- _PROBLEM TO SOLVE_
The entries must be set down again word for word; no pictures belong in the copy.

- _DATA EXTRACTS_
::::
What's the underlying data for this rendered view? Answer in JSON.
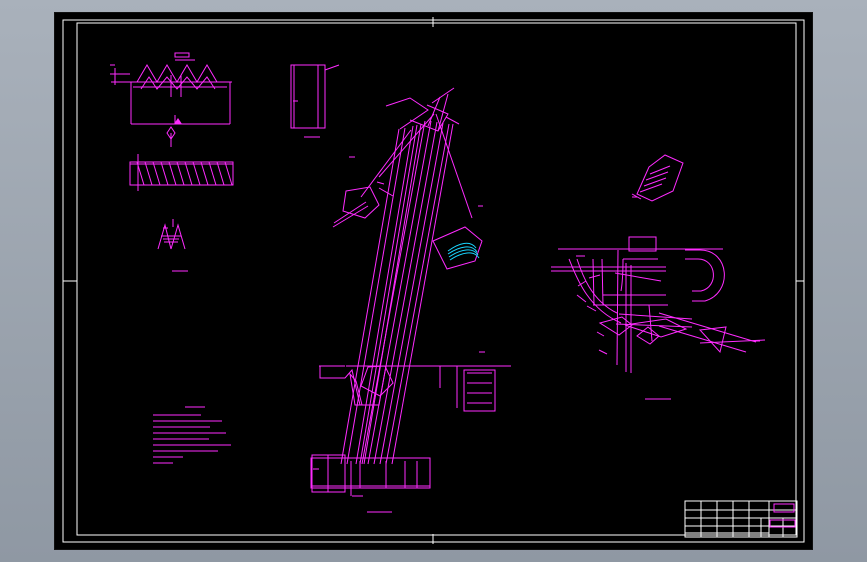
{
  "sheet": {
    "background": "#000000",
    "frame_color": "#ffffff",
    "line_color": "#ff2bff",
    "accent_color": "#19d5ff"
  },
  "views": {
    "rack_section": {
      "label": ""
    },
    "helix_view": {
      "label": ""
    },
    "main_assembly": {
      "label": ""
    },
    "top_right_view": {
      "label": ""
    }
  },
  "notes": {
    "title": "",
    "lines": []
  },
  "title_block": {
    "cells": []
  }
}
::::
- _WRITTEN SOLUTION_
What's the underlying data for this rendered view? Answer in JSON.
{
  "sheet": {
    "background": "#000000",
    "frame_color": "#ffffff",
    "line_color": "#ff2bff",
    "accent_color": "#19d5ff"
  },
  "views": {
    "rack_section": {
      "label": ""
    },
    "helix_view": {
      "label": ""
    },
    "main_assembly": {
      "label": ""
    },
    "top_right_view": {
      "label": ""
    }
  },
  "notes": {
    "title": "",
    "lines": []
  },
  "title_block": {
    "cells": []
  }
}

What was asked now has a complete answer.